Government shutdown now longest in U.S. history

The partial government shutdown has now entered its 22nd day and fourth week. It has become the longest in United States history.

It still involves a stalemate between President Trump and Democrats in Congress over money for a Mexican border wall. The president says it would be easy for him to declare a national emergency and find federal money to build it. But he said he doesn't want to do that.

"It's the easy way out," President Trump said. "So I'd rather not do it because this is something that Congress should easily do."

Without an agreement, members of congress left Washington for the weekend. And there are no negotiations scheduled. The president told the 800,000 federal workers who didn't get paychecks Friday that he appreciates their sacrifices.

Also on Friday, Iowa Senator Chuck Grassley joined some other senators in introducing a bill to prevent government shutdowns in the future.

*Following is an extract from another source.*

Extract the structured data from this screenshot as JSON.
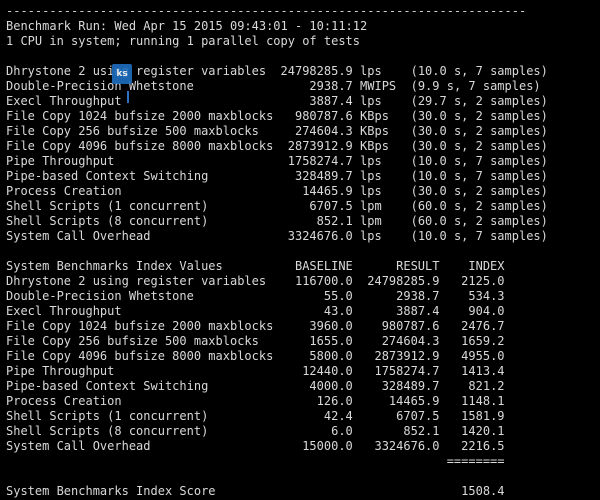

The End Government Shutdowns Act would create an automatic continuing resolution for any regular appropriations bill that hasn't passed by an October 1 deadline. Then, after 120 days, the bill would reduce funding for the continuing resolution by 1 percent. And it would continue to go down by 1 percent every 90 days until Congress agrees on a regular government spending plan.